Work order
Wherever a line of the data contains "icon", copy that line.
--- The input ---
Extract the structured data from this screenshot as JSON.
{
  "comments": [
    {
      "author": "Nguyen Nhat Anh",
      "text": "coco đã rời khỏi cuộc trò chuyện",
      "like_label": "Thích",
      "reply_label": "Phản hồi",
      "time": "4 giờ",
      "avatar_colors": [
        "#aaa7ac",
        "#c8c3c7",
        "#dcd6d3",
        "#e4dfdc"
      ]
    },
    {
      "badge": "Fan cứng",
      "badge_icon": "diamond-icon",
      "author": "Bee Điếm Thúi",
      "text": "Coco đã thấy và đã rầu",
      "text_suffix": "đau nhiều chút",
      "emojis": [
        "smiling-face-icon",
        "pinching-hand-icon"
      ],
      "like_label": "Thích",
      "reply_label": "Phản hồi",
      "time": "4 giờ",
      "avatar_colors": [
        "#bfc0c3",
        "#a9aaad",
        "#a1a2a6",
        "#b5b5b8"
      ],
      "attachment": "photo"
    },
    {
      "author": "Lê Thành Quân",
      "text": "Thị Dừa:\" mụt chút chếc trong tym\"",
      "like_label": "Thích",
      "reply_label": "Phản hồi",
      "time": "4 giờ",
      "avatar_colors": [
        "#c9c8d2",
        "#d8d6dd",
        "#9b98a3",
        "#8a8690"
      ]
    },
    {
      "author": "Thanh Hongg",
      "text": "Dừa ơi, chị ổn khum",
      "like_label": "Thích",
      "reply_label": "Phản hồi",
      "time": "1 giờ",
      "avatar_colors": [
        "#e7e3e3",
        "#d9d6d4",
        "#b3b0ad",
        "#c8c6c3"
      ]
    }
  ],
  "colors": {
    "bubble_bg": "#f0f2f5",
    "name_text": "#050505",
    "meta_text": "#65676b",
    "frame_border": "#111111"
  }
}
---
Result
      "badge_icon": "diamond-icon",
        "smiling-face-icon",
        "pinching-hand-icon"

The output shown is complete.